Hawaii Campaign Spending Commission Chair Paul Kuramoto and four other commission members moved to dismiss their appeal on Thursday after the 9th Circuit upheld an injunction that same day against a similar campaign finance law in San Diego.
Relying on the Supreme Court’s 2010 decision in Citizens United v. Federal Election Commission, which allows unlimited corporate funding of independent political commercials in candidate elections, the federal appeals court held that San Diego may be violating free speech by restricting the fundraising and spending of independent political committees.
With oral arguments on the Hawaii law scheduled for this Wednesday, June 15, counsel for Kuramoto and the co-defendants requested an urgent dismissal of their appeal.
U.S. District Judge Michael Seabright had granted a preliminary injunction against the Hawaii law in October, ruling that the commission could not limit how much money a corporate contractor could contribute to the Aloha Family Alliance – Political Action Committee.
In their response to the motion to dismiss, the corporate contributors; A-1 A-Lectrician, CEO Jimmy Yamada and officer Russell Stewart; agreed not to fight dismissal but said the election officials should have to bear both parties’ litigation costs.
A three-judge panel agreed to dismiss appeal on Friday and ordered each side to bear their own costs.
A-1 A-Lectrician, an electrical construction organization, had filed suit in August 2010, just after the Citizens United decision, complaining that Hawaii’s campaign-finance laws wrongfully prevented the executives from contributing a $2,500 each to the PAC of their choice.
The laws place a $1,000 per-election cap on contributions that the PAC could receive, and they require donors who contribute more than $2,000 to make certain disclosures with the state election commission, according to the complaint.
Since Aloha Family does not align itself with any political party, rather coordinates only.
The donors claimed that they do not to “buy favors” from elected officials but to “target the relevant electorate” and individual voters.
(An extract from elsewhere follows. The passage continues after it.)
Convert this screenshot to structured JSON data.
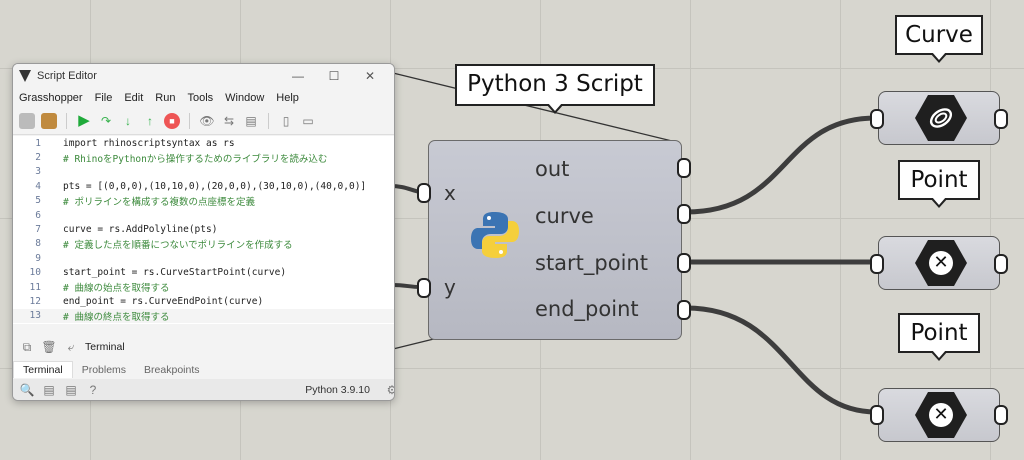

A-1, Yamada and Stewart cited years of truthful disclosure of campaign contributions since their company’s inception as a registered noncandidate, nongovernment contractor.
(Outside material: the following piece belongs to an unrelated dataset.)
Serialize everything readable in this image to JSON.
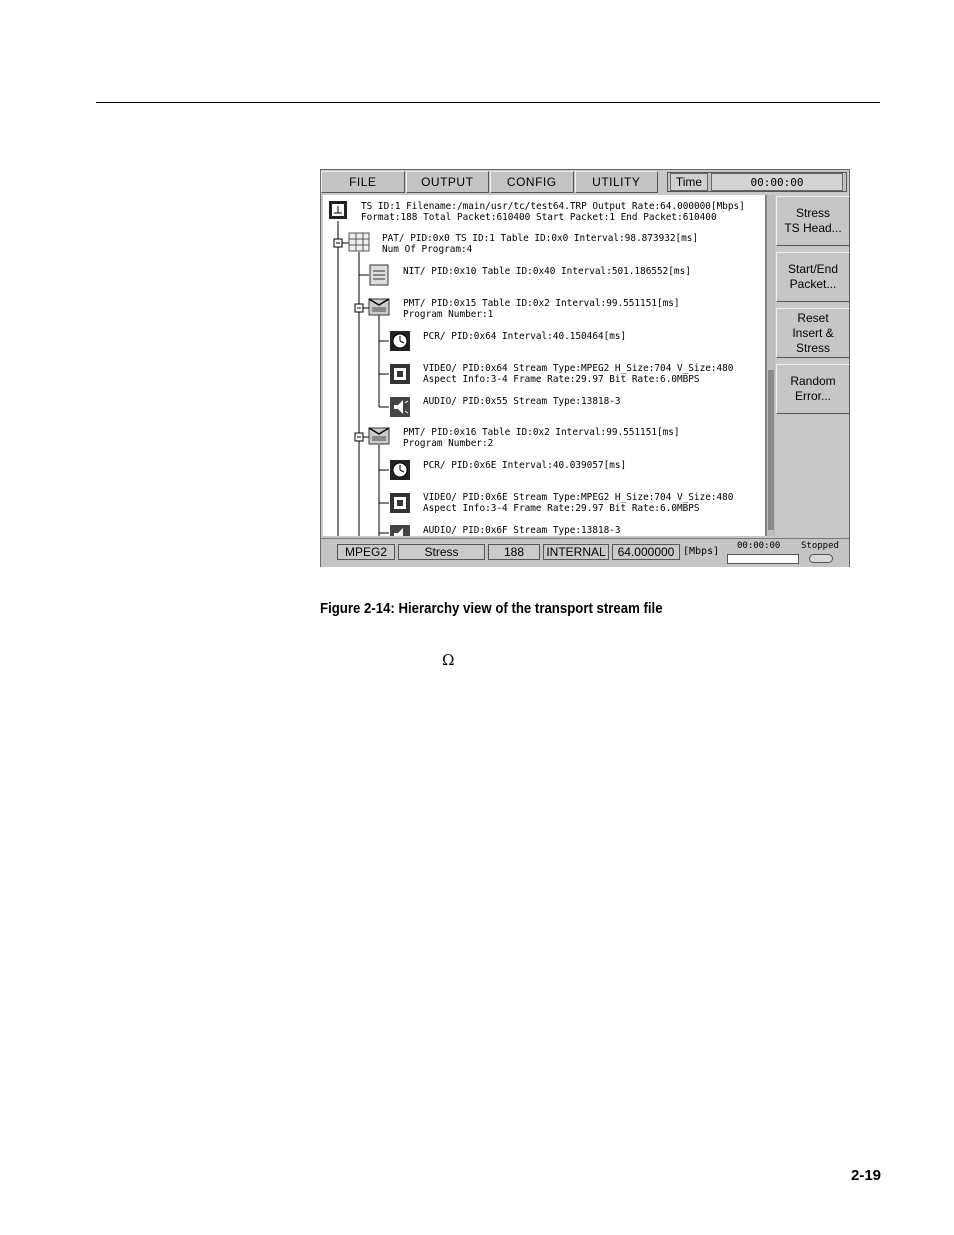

In granting the injunction, Seabright noted that Aloha Family Alliance’s website claims that the PAC is “committed to endorsing and financially supporting candidates, no matter what their party affiliation, who will stand up in the public square for Hawaii’s families.”
“The government has no legitimate interest in suggesting to whom a person should make their personal campaign contributions,” Seabright wrote.